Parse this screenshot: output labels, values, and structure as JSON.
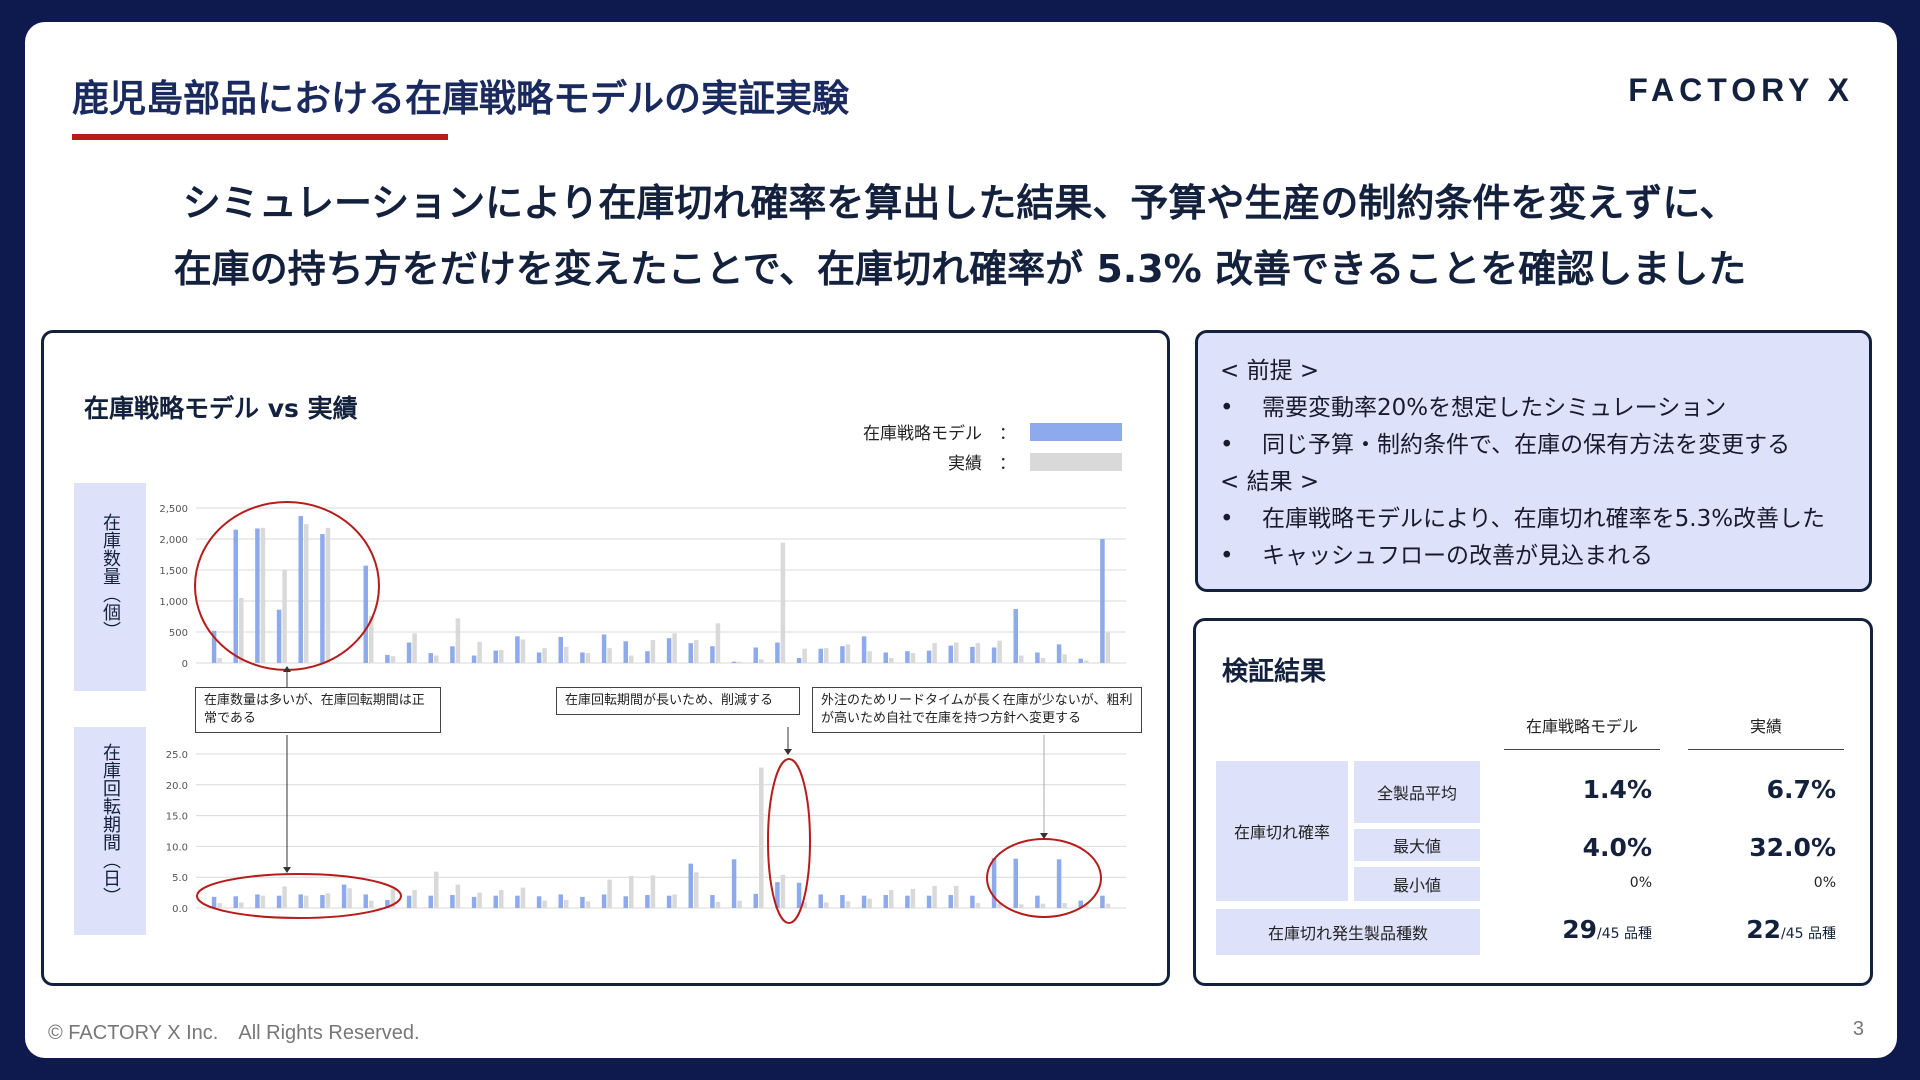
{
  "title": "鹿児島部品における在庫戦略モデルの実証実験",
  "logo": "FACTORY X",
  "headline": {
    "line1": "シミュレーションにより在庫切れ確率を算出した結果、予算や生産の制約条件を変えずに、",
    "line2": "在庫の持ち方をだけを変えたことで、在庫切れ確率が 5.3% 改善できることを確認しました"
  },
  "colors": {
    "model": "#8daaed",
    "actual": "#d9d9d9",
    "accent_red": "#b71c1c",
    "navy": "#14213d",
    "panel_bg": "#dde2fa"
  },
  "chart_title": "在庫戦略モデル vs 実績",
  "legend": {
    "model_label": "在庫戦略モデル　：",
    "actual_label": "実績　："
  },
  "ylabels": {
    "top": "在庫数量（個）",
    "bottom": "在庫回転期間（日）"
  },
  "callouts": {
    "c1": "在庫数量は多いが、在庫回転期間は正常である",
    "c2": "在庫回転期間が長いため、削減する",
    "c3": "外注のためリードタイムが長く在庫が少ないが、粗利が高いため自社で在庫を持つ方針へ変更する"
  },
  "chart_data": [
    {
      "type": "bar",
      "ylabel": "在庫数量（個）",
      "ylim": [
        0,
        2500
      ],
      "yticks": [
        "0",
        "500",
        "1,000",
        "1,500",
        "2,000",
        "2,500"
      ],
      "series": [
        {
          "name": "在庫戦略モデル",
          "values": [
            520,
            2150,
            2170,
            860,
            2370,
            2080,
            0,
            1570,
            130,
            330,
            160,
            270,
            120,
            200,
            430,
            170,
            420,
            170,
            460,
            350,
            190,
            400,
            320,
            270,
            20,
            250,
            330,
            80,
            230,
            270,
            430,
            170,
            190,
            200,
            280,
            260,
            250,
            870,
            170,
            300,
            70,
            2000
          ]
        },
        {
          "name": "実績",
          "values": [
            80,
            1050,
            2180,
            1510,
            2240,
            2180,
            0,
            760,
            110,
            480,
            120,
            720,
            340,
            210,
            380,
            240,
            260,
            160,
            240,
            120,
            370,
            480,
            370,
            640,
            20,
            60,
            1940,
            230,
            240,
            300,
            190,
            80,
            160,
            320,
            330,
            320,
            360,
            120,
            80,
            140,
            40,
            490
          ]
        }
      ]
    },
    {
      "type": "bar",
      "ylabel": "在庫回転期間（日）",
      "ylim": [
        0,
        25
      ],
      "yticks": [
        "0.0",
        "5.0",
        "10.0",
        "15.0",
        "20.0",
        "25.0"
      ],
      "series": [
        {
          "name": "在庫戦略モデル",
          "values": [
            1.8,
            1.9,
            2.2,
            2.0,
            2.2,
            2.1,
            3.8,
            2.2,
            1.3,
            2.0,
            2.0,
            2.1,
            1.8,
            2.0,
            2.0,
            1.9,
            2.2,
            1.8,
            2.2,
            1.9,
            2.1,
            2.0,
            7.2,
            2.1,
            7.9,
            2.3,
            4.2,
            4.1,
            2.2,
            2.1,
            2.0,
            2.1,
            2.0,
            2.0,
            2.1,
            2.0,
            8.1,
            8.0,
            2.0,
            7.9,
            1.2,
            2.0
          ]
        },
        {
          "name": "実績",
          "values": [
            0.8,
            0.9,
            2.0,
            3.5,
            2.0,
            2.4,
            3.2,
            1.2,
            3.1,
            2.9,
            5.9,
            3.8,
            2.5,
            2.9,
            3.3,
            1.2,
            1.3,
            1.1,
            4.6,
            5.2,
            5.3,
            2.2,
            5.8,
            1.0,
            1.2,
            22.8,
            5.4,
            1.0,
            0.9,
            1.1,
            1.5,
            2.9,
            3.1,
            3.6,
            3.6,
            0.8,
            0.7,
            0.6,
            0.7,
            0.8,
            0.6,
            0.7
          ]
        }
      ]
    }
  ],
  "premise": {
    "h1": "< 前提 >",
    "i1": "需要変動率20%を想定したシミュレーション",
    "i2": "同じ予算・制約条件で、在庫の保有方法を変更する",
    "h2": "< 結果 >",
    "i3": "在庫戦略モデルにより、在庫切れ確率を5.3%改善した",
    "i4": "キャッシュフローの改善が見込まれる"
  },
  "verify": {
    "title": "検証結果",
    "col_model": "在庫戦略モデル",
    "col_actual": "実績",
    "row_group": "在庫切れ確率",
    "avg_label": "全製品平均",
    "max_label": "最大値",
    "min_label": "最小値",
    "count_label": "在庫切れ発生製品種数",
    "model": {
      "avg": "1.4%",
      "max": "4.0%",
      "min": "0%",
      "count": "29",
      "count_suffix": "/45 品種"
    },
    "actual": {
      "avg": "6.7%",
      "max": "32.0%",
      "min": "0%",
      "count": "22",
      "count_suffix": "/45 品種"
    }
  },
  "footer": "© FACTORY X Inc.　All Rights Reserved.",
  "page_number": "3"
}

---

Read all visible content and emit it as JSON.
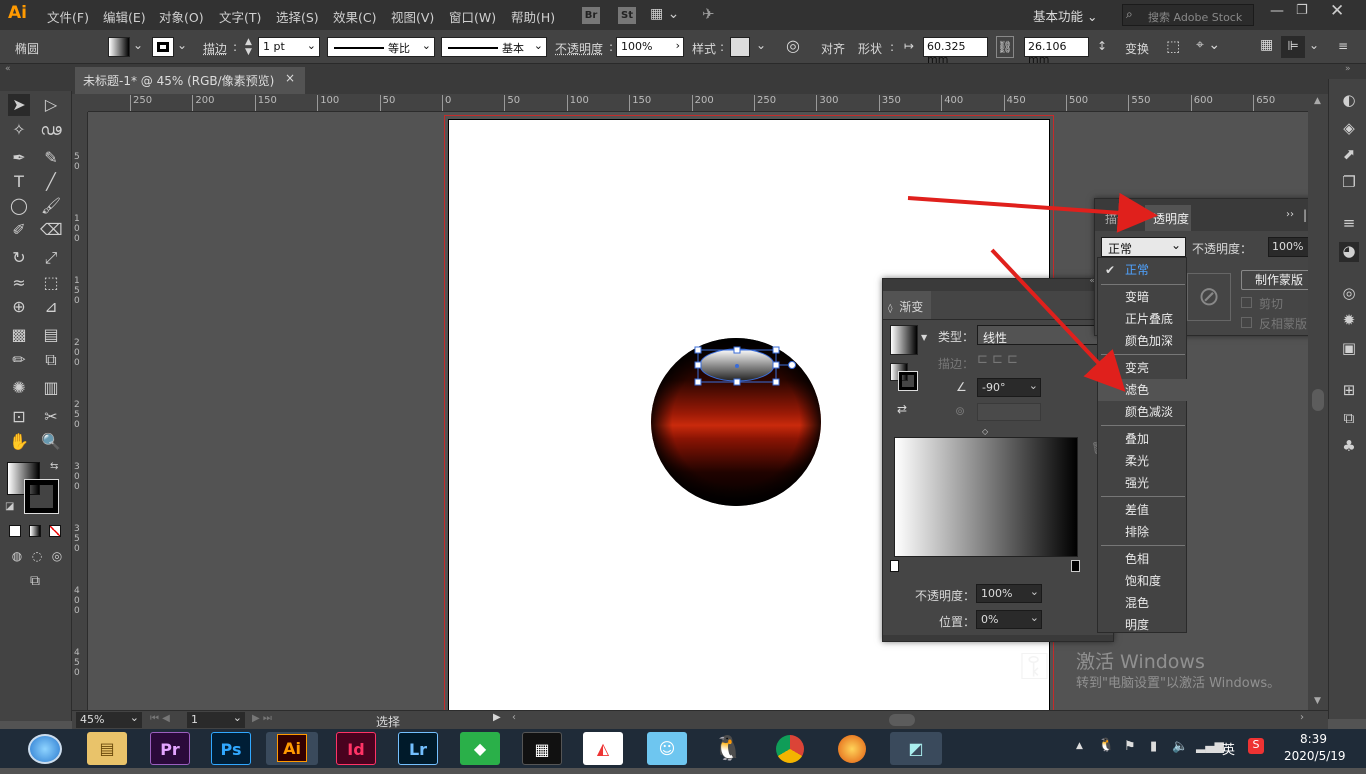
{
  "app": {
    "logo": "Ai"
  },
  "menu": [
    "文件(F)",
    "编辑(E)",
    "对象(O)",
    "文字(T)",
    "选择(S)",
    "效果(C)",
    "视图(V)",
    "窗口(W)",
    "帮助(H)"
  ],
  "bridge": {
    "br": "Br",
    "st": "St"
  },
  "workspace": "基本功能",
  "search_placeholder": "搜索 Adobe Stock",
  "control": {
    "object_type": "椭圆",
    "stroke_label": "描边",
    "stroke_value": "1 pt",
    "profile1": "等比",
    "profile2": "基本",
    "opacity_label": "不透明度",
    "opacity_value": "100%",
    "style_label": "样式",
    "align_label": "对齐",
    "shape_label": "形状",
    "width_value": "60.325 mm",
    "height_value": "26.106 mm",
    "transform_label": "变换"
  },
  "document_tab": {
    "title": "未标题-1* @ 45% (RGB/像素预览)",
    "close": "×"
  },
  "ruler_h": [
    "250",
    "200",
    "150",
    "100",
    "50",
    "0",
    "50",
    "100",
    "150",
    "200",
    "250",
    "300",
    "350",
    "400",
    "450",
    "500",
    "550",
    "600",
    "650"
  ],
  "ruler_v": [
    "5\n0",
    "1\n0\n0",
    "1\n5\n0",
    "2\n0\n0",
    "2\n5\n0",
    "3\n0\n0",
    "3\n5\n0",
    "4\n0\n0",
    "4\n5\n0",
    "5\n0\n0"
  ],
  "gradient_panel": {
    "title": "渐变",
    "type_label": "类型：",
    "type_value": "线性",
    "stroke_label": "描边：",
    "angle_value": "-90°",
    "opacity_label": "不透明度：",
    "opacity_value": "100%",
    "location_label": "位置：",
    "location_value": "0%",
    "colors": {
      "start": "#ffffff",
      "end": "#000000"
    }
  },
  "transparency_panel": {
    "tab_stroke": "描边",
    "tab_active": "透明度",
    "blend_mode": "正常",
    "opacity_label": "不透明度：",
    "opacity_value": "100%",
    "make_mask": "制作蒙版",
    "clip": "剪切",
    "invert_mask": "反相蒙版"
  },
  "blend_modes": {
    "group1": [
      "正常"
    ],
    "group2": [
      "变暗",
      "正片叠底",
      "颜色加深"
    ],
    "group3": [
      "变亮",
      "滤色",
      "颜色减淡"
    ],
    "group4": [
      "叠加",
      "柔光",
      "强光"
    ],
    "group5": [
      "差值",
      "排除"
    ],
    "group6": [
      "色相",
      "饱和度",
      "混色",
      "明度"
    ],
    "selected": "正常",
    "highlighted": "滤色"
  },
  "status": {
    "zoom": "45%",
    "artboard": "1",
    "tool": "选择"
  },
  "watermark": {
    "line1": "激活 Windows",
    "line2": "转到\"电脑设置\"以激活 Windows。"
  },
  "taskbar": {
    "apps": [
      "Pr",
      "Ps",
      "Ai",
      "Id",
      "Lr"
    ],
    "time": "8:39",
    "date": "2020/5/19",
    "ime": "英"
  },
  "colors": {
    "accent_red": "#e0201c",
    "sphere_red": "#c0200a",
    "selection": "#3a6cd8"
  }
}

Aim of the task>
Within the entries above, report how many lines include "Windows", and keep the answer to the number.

Written response>
2